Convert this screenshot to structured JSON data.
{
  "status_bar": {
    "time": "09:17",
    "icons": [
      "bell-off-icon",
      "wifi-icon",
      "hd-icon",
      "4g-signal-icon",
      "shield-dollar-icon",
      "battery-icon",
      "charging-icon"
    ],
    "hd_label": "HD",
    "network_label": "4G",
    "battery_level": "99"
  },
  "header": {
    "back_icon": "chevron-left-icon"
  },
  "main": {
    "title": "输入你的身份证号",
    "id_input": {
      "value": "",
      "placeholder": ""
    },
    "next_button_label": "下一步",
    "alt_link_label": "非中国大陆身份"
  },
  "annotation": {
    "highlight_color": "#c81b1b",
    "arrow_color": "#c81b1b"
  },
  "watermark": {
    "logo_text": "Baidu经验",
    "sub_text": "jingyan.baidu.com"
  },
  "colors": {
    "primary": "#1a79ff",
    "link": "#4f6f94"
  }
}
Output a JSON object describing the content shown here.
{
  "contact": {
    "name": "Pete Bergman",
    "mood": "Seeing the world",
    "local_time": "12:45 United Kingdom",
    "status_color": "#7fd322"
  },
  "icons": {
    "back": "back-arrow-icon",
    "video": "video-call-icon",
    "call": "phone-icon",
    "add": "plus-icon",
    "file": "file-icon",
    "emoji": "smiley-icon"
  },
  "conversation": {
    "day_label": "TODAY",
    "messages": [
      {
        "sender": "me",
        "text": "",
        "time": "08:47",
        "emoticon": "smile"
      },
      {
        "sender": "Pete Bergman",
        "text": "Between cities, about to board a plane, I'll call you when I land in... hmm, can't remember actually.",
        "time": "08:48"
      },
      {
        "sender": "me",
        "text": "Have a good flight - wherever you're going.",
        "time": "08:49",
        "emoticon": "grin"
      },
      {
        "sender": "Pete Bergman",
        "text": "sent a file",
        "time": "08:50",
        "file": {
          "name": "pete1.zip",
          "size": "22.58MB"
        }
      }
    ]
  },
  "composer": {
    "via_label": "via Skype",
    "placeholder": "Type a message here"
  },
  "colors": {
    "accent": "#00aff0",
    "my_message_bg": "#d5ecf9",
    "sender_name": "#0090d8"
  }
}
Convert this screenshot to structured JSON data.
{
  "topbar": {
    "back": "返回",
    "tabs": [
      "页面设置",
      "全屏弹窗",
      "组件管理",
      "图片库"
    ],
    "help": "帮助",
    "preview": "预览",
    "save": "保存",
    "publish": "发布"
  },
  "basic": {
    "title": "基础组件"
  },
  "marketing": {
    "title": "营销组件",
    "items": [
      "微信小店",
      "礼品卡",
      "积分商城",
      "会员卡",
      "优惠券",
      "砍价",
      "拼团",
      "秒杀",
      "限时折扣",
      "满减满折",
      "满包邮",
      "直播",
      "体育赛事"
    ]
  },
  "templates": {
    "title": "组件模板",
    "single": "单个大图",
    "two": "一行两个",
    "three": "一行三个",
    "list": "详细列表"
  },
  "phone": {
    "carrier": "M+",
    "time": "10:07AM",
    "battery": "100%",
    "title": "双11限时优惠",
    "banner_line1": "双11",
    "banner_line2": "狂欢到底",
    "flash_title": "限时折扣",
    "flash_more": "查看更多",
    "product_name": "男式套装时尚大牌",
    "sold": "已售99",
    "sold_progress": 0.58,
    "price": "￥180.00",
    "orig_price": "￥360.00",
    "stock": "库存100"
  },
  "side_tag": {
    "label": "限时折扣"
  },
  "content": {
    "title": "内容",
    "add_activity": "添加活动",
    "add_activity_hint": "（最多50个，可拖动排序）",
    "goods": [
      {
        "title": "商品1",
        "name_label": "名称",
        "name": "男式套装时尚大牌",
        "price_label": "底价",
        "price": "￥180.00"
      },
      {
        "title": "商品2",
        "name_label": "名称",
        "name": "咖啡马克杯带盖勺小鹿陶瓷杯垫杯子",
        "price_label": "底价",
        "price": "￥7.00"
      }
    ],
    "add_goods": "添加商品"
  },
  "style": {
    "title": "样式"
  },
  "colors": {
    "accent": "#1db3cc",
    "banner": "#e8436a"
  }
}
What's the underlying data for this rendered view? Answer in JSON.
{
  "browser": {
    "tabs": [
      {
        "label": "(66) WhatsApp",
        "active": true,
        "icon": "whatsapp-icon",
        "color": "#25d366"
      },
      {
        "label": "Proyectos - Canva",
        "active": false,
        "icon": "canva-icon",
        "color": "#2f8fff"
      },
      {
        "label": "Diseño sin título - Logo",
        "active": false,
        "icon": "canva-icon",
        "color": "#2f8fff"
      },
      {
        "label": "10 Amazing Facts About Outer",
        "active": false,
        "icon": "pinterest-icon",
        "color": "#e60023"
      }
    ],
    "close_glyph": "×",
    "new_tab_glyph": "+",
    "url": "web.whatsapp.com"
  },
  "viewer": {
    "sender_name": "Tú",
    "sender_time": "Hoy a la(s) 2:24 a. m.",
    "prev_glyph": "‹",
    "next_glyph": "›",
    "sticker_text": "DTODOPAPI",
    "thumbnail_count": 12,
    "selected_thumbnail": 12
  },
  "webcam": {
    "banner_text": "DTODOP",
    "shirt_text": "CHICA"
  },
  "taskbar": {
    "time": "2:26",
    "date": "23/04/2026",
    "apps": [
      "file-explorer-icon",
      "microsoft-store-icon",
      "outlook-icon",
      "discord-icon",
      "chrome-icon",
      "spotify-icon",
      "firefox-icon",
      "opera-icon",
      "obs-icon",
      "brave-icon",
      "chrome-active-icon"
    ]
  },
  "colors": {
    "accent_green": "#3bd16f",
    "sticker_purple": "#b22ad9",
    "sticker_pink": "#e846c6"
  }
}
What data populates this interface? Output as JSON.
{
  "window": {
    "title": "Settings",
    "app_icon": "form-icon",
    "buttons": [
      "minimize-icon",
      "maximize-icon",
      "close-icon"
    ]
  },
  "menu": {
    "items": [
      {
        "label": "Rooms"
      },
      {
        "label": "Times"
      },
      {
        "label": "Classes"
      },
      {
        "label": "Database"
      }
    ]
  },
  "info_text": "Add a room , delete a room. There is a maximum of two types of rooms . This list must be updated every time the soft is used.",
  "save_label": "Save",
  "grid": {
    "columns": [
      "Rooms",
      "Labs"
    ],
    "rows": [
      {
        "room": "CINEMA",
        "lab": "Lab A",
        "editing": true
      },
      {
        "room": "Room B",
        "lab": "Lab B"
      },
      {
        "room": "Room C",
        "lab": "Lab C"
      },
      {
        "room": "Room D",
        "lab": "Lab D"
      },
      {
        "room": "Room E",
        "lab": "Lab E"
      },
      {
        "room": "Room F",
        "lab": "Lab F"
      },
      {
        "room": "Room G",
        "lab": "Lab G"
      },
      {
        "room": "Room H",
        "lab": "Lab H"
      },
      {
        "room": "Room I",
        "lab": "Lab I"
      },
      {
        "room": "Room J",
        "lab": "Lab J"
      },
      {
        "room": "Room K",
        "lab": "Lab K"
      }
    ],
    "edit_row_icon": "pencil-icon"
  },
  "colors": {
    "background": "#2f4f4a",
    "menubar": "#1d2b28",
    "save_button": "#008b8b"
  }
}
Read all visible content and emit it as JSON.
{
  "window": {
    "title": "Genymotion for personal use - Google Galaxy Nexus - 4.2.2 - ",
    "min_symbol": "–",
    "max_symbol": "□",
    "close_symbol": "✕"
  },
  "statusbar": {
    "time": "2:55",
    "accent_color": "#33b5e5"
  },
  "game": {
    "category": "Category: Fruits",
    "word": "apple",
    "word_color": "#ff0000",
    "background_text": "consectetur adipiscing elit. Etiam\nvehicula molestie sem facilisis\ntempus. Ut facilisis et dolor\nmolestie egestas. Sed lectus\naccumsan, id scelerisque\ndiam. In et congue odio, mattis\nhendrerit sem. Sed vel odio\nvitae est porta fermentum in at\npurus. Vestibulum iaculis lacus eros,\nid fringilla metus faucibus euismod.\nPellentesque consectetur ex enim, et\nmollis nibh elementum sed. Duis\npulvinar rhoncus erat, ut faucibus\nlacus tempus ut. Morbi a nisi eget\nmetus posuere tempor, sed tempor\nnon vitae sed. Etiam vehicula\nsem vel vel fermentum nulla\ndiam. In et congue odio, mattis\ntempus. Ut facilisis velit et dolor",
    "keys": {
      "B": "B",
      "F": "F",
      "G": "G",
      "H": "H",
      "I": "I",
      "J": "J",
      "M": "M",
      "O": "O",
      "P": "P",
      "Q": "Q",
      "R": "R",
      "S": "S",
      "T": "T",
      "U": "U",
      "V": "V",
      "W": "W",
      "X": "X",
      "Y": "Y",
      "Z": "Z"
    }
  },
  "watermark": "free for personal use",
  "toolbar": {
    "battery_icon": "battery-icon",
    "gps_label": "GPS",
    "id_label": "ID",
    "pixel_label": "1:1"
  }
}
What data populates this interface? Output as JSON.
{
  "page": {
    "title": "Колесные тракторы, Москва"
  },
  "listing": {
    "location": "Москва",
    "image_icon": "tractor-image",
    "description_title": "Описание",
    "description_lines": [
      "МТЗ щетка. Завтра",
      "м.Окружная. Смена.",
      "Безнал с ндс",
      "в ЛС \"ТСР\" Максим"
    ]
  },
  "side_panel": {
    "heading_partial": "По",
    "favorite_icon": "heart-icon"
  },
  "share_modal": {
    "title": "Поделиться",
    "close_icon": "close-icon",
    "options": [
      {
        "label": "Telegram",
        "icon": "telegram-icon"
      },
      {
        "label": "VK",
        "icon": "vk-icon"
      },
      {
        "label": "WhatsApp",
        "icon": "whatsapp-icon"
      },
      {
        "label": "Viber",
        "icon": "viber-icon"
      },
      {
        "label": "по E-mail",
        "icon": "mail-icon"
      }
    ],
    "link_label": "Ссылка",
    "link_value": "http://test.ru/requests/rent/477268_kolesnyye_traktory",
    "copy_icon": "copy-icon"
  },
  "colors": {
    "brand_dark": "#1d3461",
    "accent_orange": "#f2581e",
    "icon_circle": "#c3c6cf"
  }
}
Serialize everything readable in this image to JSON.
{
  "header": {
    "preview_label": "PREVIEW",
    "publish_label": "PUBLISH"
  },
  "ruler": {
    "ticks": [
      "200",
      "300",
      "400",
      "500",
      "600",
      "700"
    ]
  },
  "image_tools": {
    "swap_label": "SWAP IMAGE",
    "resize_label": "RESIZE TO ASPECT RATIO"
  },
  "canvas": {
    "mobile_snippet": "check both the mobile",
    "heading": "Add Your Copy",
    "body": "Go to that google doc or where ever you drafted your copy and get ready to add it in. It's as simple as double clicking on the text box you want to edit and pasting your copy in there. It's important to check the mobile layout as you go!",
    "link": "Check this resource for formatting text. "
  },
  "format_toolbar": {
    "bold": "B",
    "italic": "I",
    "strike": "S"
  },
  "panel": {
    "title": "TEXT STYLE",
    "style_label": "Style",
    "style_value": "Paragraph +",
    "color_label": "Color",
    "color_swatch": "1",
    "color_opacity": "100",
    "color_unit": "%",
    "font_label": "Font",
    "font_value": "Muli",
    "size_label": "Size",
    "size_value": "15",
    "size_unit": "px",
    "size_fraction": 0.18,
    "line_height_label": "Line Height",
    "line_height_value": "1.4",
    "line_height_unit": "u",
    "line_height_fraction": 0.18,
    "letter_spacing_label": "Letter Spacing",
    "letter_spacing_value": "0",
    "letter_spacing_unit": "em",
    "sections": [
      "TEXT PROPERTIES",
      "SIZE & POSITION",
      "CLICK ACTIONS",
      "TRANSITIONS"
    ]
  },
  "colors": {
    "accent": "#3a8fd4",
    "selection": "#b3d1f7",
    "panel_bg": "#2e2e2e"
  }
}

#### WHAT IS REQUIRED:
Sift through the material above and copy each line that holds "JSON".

#### ANSWER SPACE:
Convert this screenshot to structured JSON data.
Output a JSON object describing the content shown here.
Convert this screenshot to structured JSON data.
What's the underlying data for this rendered view? Answer in JSON.
What data populates this interface? Output as JSON.
Read all visible content and emit it as JSON.
What data populates this interface? Output as JSON.
Serialize everything readable in this image to JSON.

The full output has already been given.